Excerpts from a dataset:
───
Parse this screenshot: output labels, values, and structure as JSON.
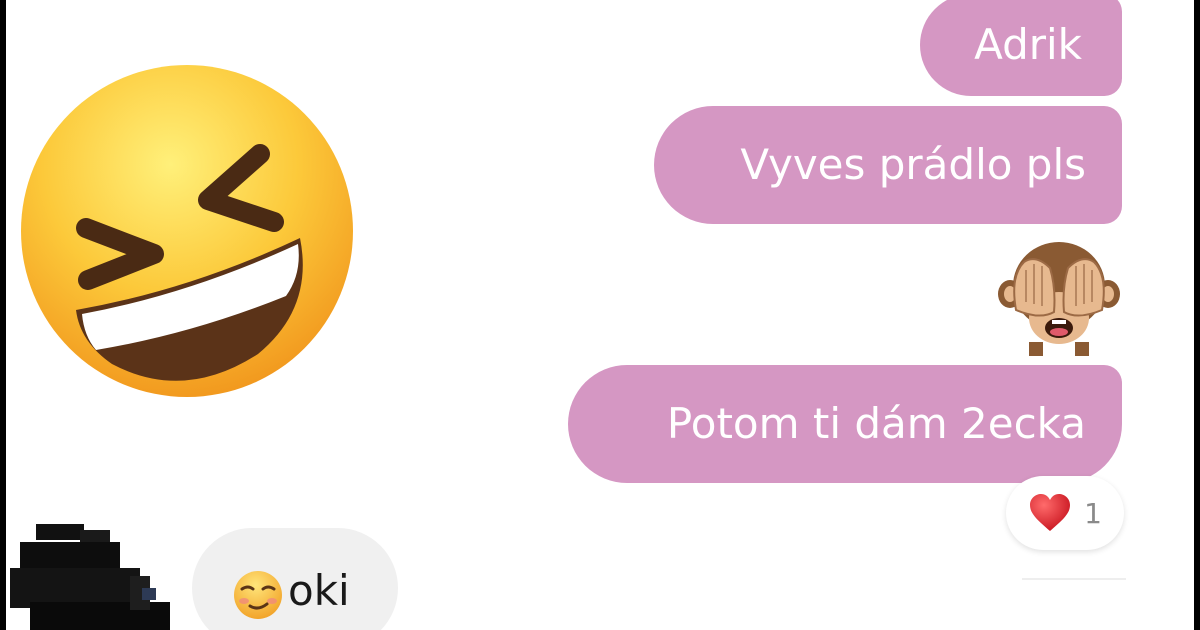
{
  "conversation": {
    "outgoing": [
      {
        "text": "Adrik"
      },
      {
        "text": "Vyves prádlo pls"
      },
      {
        "text": "Potom ti dám 2ecka"
      }
    ],
    "monkey_emoji": "see-no-evil-monkey-icon",
    "reaction": {
      "icon": "heart-icon",
      "count": "1"
    },
    "incoming": [
      {
        "emoji": "relieved-face-icon",
        "text": "oki"
      }
    ]
  },
  "decor": {
    "big_emoji": "laughing-squinting-face-icon"
  },
  "colors": {
    "outgoing_bubble": "#d597c3",
    "incoming_bubble": "#f0f0f0",
    "heart": "#e0242e",
    "page_border": "#000000"
  }
}
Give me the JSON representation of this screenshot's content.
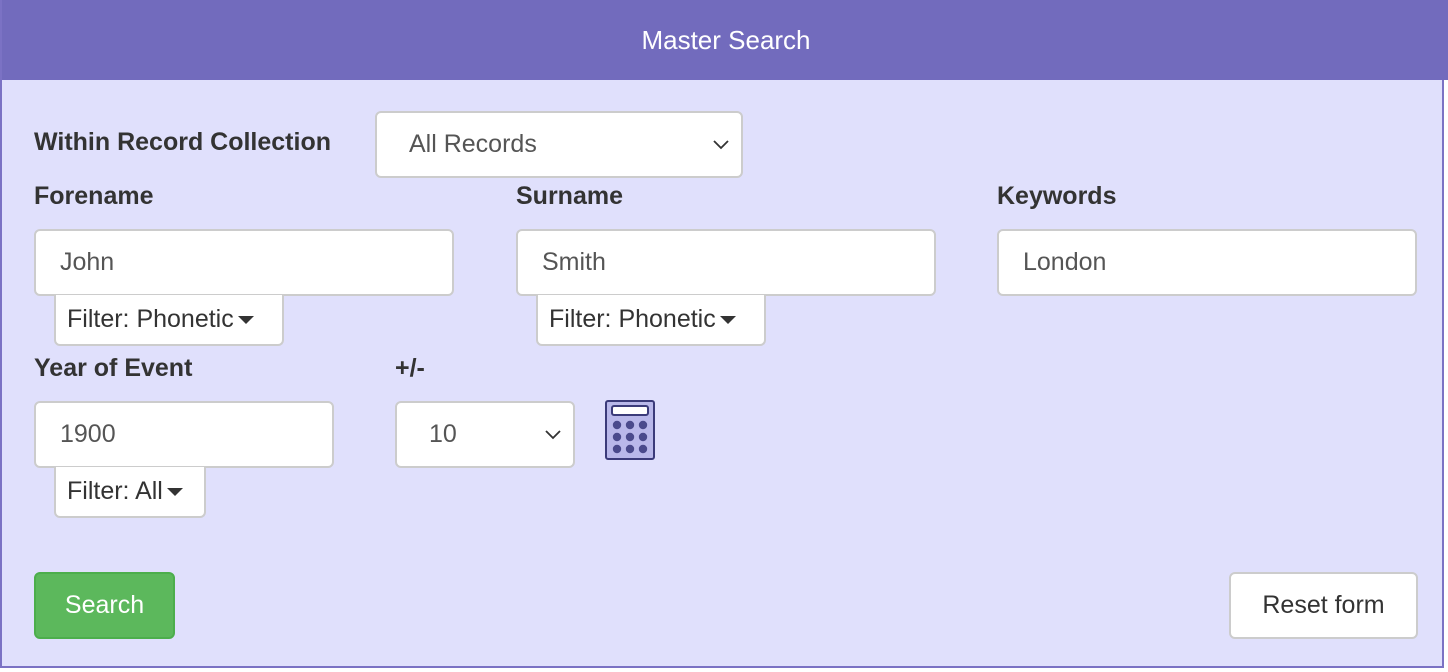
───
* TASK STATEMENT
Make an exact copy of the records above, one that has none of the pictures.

* OUTPUT OF THE EXERCISE
Parse this screenshot: output labels, values, and structure as JSON.
{
  "conversation": {
    "outgoing": [
      {
        "text": "Adrik"
      },
      {
        "text": "Vyves prádlo pls"
      },
      {
        "text": "Potom ti dám 2ecka"
      }
    ],
    "monkey_emoji": "see-no-evil-monkey-icon",
    "reaction": {
      "icon": "heart-icon",
      "count": "1"
    },
    "incoming": [
      {
        "emoji": "relieved-face-icon",
        "text": "oki"
      }
    ]
  },
  "decor": {
    "big_emoji": "laughing-squinting-face-icon"
  },
  "colors": {
    "outgoing_bubble": "#d597c3",
    "incoming_bubble": "#f0f0f0",
    "heart": "#e0242e",
    "page_border": "#000000"
  }
}
Give me the JSON representation of this screenshot's content.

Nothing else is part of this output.